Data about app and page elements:
:::::

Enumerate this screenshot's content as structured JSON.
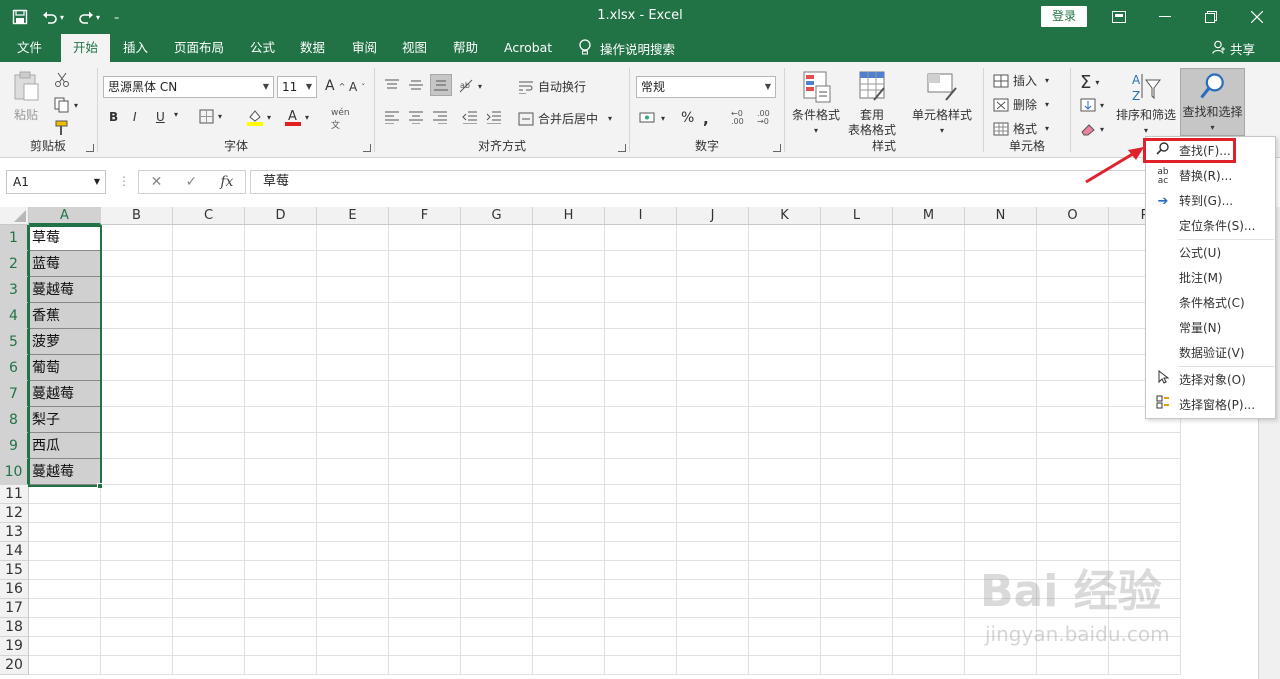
{
  "titlebar": {
    "title": "1.xlsx  -  Excel",
    "login": "登录"
  },
  "tabs": [
    "文件",
    "开始",
    "插入",
    "页面布局",
    "公式",
    "数据",
    "审阅",
    "视图",
    "帮助",
    "Acrobat"
  ],
  "tellme": "操作说明搜索",
  "share": "共享",
  "ribbon": {
    "clipboard": {
      "label": "剪贴板",
      "paste": "粘贴"
    },
    "font": {
      "label": "字体",
      "name": "思源黑体 CN",
      "size": "11",
      "bold": "B",
      "italic": "I",
      "underline": "U"
    },
    "align": {
      "label": "对齐方式",
      "wrap": "自动换行",
      "merge": "合并后居中"
    },
    "number": {
      "label": "数字",
      "format": "常规",
      "percent": "%"
    },
    "styles": {
      "label": "样式",
      "cond": "条件格式",
      "table1": "套用",
      "table2": "表格格式",
      "cell": "单元格样式"
    },
    "cells": {
      "label": "单元格",
      "insert": "插入",
      "delete": "删除",
      "format": "格式"
    },
    "editing": {
      "sort": "排序和筛选",
      "find": "查找和选择"
    }
  },
  "formula": {
    "namebox": "A1",
    "value": "草莓"
  },
  "columns": [
    "A",
    "B",
    "C",
    "D",
    "E",
    "F",
    "G",
    "H",
    "I",
    "J",
    "K",
    "L",
    "M",
    "N",
    "O",
    "P"
  ],
  "rows": [
    "1",
    "2",
    "3",
    "4",
    "5",
    "6",
    "7",
    "8",
    "9",
    "10",
    "11",
    "12",
    "13",
    "14",
    "15",
    "16",
    "17",
    "18",
    "19",
    "20"
  ],
  "cells_a": [
    "草莓",
    "蓝莓",
    "蔓越莓",
    "香蕉",
    "菠萝",
    "葡萄",
    "蔓越莓",
    "梨子",
    "西瓜",
    "蔓越莓"
  ],
  "menu": [
    {
      "label": "查找(F)...",
      "key": "F"
    },
    {
      "label": "替换(R)...",
      "key": "R"
    },
    {
      "label": "转到(G)...",
      "key": "G"
    },
    {
      "label": "定位条件(S)...",
      "key": "S"
    },
    {
      "label": "公式(U)",
      "key": "U"
    },
    {
      "label": "批注(M)",
      "key": "M"
    },
    {
      "label": "条件格式(C)",
      "key": "C"
    },
    {
      "label": "常量(N)",
      "key": "N"
    },
    {
      "label": "数据验证(V)",
      "key": "V"
    },
    {
      "label": "选择对象(O)",
      "key": "O"
    },
    {
      "label": "选择窗格(P)...",
      "key": "P"
    }
  ],
  "watermark": {
    "brand": "Bai 经验",
    "url": "jingyan.baidu.com"
  }
}
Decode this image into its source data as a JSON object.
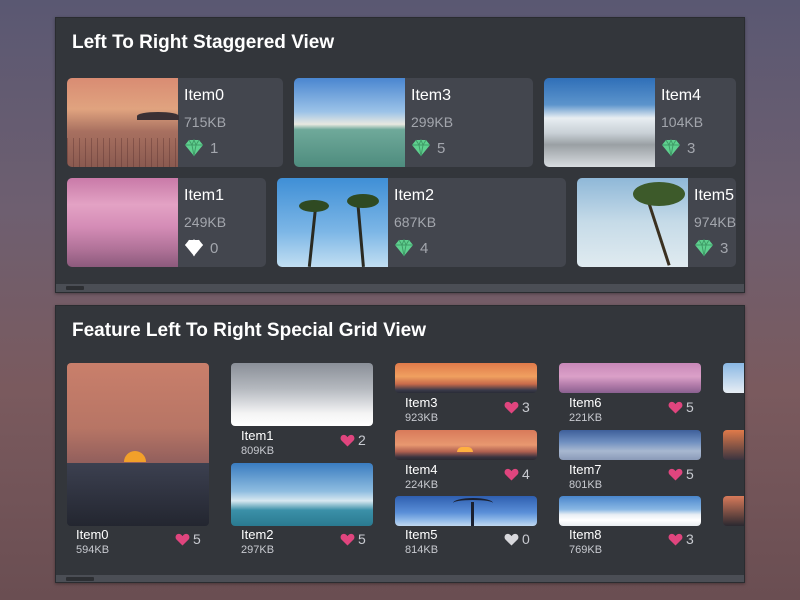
{
  "staggered": {
    "title": "Left To Right Staggered View",
    "items": [
      {
        "name": "Item0",
        "size": "715KB",
        "count": "1"
      },
      {
        "name": "Item1",
        "size": "249KB",
        "count": "0"
      },
      {
        "name": "Item2",
        "size": "687KB",
        "count": "4"
      },
      {
        "name": "Item3",
        "size": "299KB",
        "count": "5"
      },
      {
        "name": "Item4",
        "size": "104KB",
        "count": "3"
      },
      {
        "name": "Item5",
        "size": "974KB",
        "count": "3"
      }
    ]
  },
  "grid": {
    "title": "Feature Left To Right Special Grid View",
    "items": [
      {
        "name": "Item0",
        "size": "594KB",
        "likes": "5"
      },
      {
        "name": "Item1",
        "size": "809KB",
        "likes": "2"
      },
      {
        "name": "Item2",
        "size": "297KB",
        "likes": "5"
      },
      {
        "name": "Item3",
        "size": "923KB",
        "likes": "3"
      },
      {
        "name": "Item4",
        "size": "224KB",
        "likes": "4"
      },
      {
        "name": "Item5",
        "size": "814KB",
        "likes": "0"
      },
      {
        "name": "Item6",
        "size": "221KB",
        "likes": "5"
      },
      {
        "name": "Item7",
        "size": "801KB",
        "likes": "5"
      },
      {
        "name": "Item8",
        "size": "769KB",
        "likes": "3"
      }
    ]
  },
  "colors": {
    "gem": "#5fd08f",
    "heart_active": "#e0457e",
    "heart_inactive": "#d8d8dc",
    "panel_bg": "#33363b",
    "card_bg": "#43464e"
  },
  "icons": {
    "gem": "diamond-icon",
    "heart": "heart-icon"
  }
}
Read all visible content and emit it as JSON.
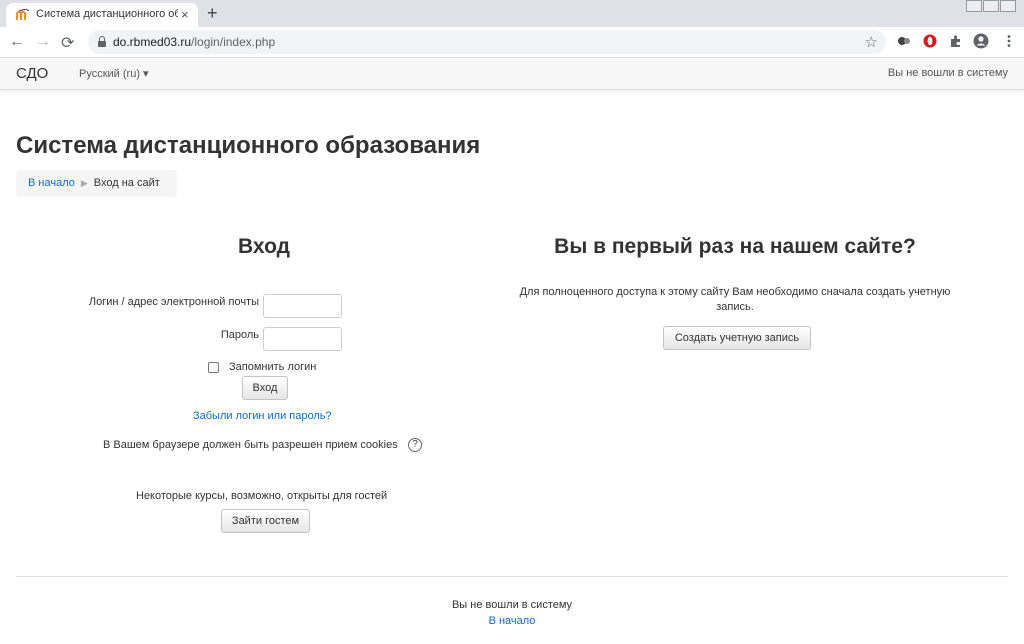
{
  "browser": {
    "tab_title": "Система дистанционного образ",
    "tab_close": "×",
    "new_tab": "+",
    "url_host": "do.rbmed03.ru",
    "url_path": "/login/index.php",
    "back_icon": "←",
    "forward_icon": "→",
    "reload_icon": "⟳",
    "star_icon": "☆"
  },
  "navbar": {
    "brand": "СДО",
    "language": "Русский (ru) ▾",
    "status": "Вы не вошли в систему"
  },
  "page": {
    "title": "Система дистанционного образования",
    "breadcrumb": {
      "home": "В начало",
      "separator": "▶",
      "current": "Вход на сайт"
    }
  },
  "login": {
    "heading": "Вход",
    "username_label": "Логин / адрес электронной почты",
    "username_value": "",
    "password_label": "Пароль",
    "password_value": "",
    "remember_label": "Запомнить логин",
    "remember_checked": false,
    "submit": "Вход",
    "forgot": "Забыли логин или пароль?",
    "cookies_notice": "В Вашем браузере должен быть разрешен прием cookies",
    "help_icon": "?",
    "guest_notice": "Некоторые курсы, возможно, открыты для гостей",
    "guest_button": "Зайти гостем"
  },
  "signup": {
    "heading": "Вы в первый раз на нашем сайте?",
    "description": "Для полноценного доступа к этому сайту Вам необходимо сначала создать учетную запись.",
    "button": "Создать учетную запись"
  },
  "footer": {
    "status": "Вы не вошли в систему",
    "home_link": "В начало"
  },
  "colors": {
    "link": "#0f6cbf",
    "text": "#333333",
    "navbar_bg": "#f7f7f7"
  }
}
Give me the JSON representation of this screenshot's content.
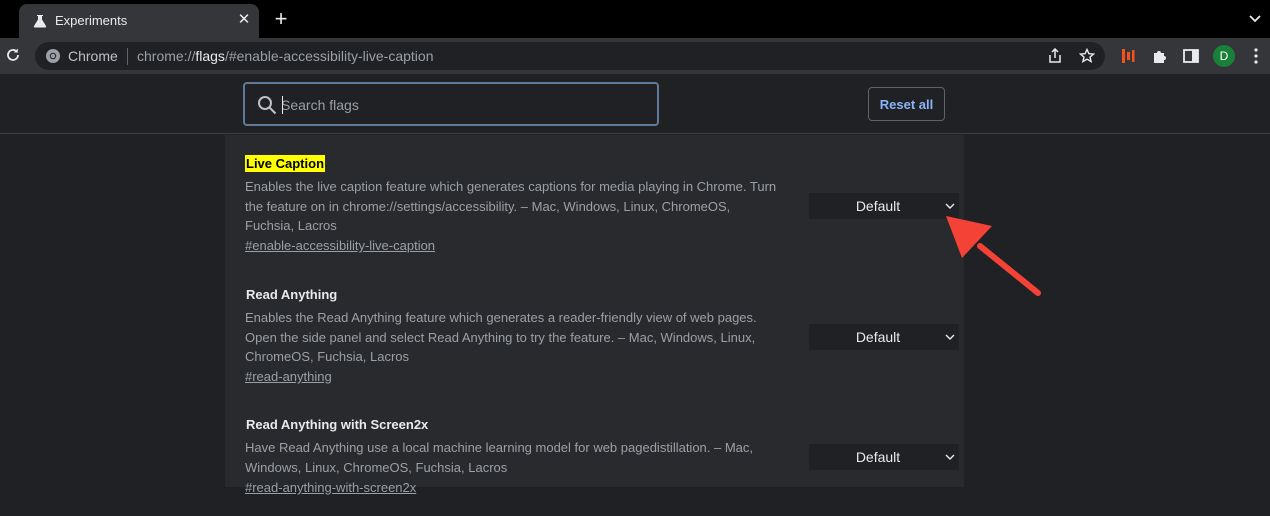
{
  "tab": {
    "title": "Experiments",
    "close_glyph": "✕",
    "new_tab_glyph": "+"
  },
  "omnibox": {
    "chip_label": "Chrome",
    "url_scheme": "chrome://",
    "url_host": "flags",
    "url_rest": "/#enable-accessibility-live-caption"
  },
  "profile": {
    "initial": "D",
    "color": "#188038"
  },
  "search": {
    "placeholder": "Search flags",
    "value": ""
  },
  "reset_label": "Reset all",
  "flags": [
    {
      "title": "Live Caption",
      "highlighted": true,
      "description": "Enables the live caption feature which generates captions for media playing in Chrome. Turn the feature on in chrome://settings/accessibility. – Mac, Windows, Linux, ChromeOS, Fuchsia, Lacros",
      "link": "#enable-accessibility-live-caption",
      "value": "Default"
    },
    {
      "title": "Read Anything",
      "highlighted": false,
      "description": "Enables the Read Anything feature which generates a reader-friendly view of web pages. Open the side panel and select Read Anything to try the feature. – Mac, Windows, Linux, ChromeOS, Fuchsia, Lacros",
      "link": "#read-anything",
      "value": "Default"
    },
    {
      "title": "Read Anything with Screen2x",
      "highlighted": false,
      "description": "Have Read Anything use a local machine learning model for web pagedistillation. – Mac, Windows, Linux, ChromeOS, Fuchsia, Lacros",
      "link": "#read-anything-with-screen2x",
      "value": "Default"
    }
  ],
  "colors": {
    "highlight": "#ffff00",
    "annotation_arrow": "#f44336",
    "accent": "#8ab4f8"
  }
}
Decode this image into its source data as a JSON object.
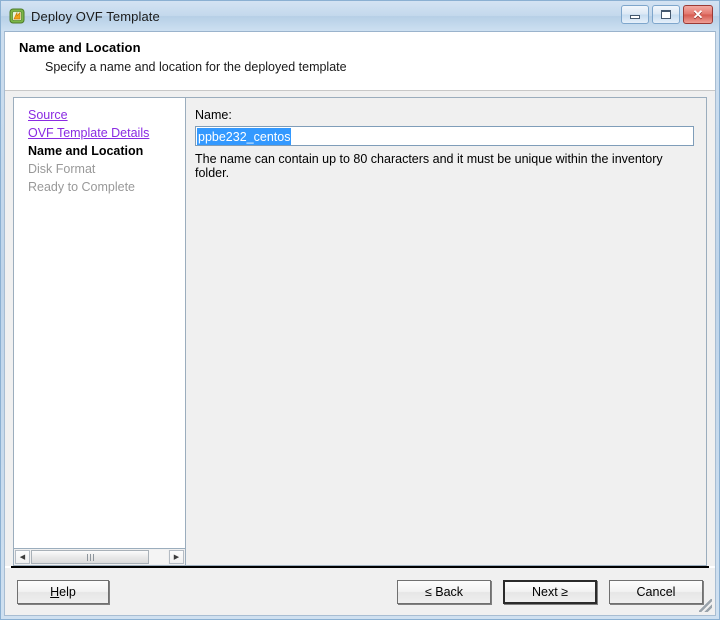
{
  "window": {
    "title": "Deploy OVF Template",
    "icon": "ovf-template-icon",
    "controls": {
      "minimize": "minimize-icon",
      "maximize": "maximize-icon",
      "close": "✕"
    }
  },
  "header": {
    "title": "Name and Location",
    "subtitle": "Specify a name and location for the deployed template"
  },
  "sidebar": {
    "items": [
      {
        "label": "Source",
        "state": "link"
      },
      {
        "label": "OVF Template Details",
        "state": "link"
      },
      {
        "label": "Name and Location",
        "state": "current"
      },
      {
        "label": "Disk Format",
        "state": "disabled"
      },
      {
        "label": "Ready to Complete",
        "state": "disabled"
      }
    ],
    "scrollbar": {
      "left_arrow": "◀",
      "right_arrow": "▶"
    }
  },
  "main": {
    "name_label": "Name:",
    "name_value": "ppbe232_centos",
    "name_placeholder": "",
    "hint": "The name can contain up to 80 characters and it must be unique within the inventory folder."
  },
  "footer": {
    "help": "Help",
    "help_accel": "H",
    "back_prefix": "≤ ",
    "back": "Back",
    "next": "Next ",
    "next_suffix": "≥",
    "cancel": "Cancel"
  },
  "colors": {
    "link": "#8a2be2",
    "selection": "#3399ff",
    "titlebar": "#c3d8ec",
    "panel": "#f0f0f0"
  }
}
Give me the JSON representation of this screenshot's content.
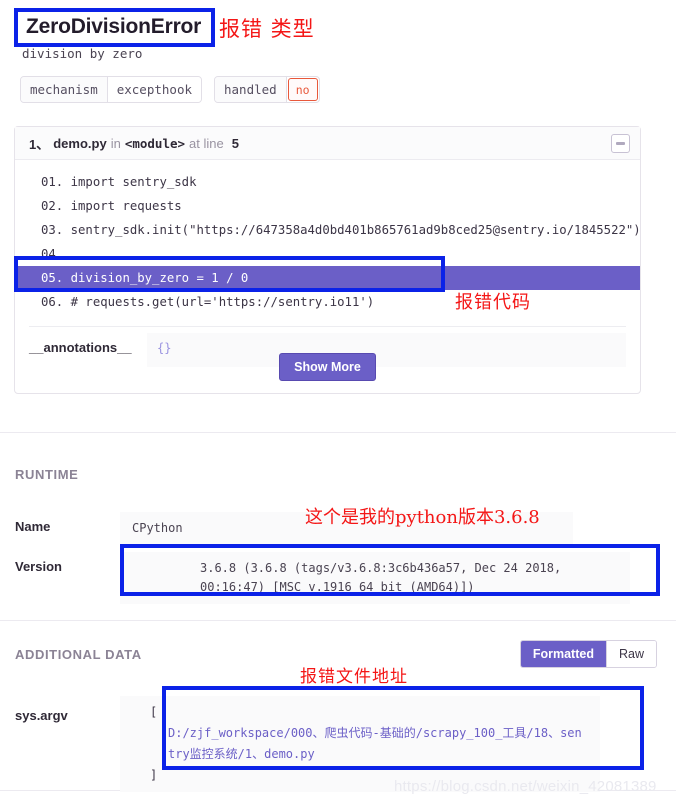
{
  "error": {
    "type": "ZeroDivisionError",
    "message": "division by zero"
  },
  "tags": [
    {
      "key": "mechanism",
      "value": "excepthook",
      "danger": false
    },
    {
      "key": "handled",
      "value": "no",
      "danger": true
    }
  ],
  "frame": {
    "index": "1、",
    "filename": "demo.py",
    "in_word": "in",
    "module": "<module>",
    "at_text": "at line",
    "line_number": "5",
    "collapse_icon": "minus-icon",
    "code_lines": [
      {
        "num": "01.",
        "text": "import sentry_sdk",
        "active": false
      },
      {
        "num": "02.",
        "text": "import requests",
        "active": false
      },
      {
        "num": "03.",
        "text": "sentry_sdk.init(\"https://647358a4d0bd401b865761ad9b8ced25@sentry.io/1845522\")",
        "active": false
      },
      {
        "num": "04",
        "text": "",
        "active": false
      },
      {
        "num": "05.",
        "text": "division_by_zero = 1 / 0",
        "active": true
      },
      {
        "num": "06.",
        "text": "# requests.get(url='https://sentry.io11')",
        "active": false
      }
    ],
    "vars": [
      {
        "key": "__annotations__",
        "value": "{}"
      }
    ],
    "show_more_label": "Show More"
  },
  "runtime": {
    "section_title": "RUNTIME",
    "name_label": "Name",
    "name_value": "CPython",
    "version_label": "Version",
    "version_value": "3.6.8 (3.6.8 (tags/v3.6.8:3c6b436a57, Dec 24 2018, 00:16:47) [MSC v.1916 64 bit (AMD64)])"
  },
  "additional_data": {
    "section_title": "ADDITIONAL DATA",
    "toggle": {
      "formatted": "Formatted",
      "raw": "Raw"
    },
    "key_label": "sys.argv",
    "open_bracket": "[",
    "path": "D:/zjf_workspace/000、爬虫代码-基础的/scrapy_100_工具/18、sentry监控系统/1、demo.py",
    "close_bracket": "]"
  },
  "annotations": {
    "error_type": "报错 类型",
    "error_code": "报错代码",
    "python_version": "这个是我的python版本3.6.8",
    "file_path": "报错文件地址",
    "highlight_color": "#0b22e8",
    "text_color": "#f41616"
  },
  "watermark": "https://blog.csdn.net/weixin_42081389",
  "theme": {
    "accent": "#6b5fc7",
    "danger": "#e8583b",
    "muted": "#9993a1"
  }
}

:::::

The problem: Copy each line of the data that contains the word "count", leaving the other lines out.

Written solution:
        "count": "1"
        "count": "0"
        "count": "4"
        "count": "5"
        "count": "3"
        "count": "3"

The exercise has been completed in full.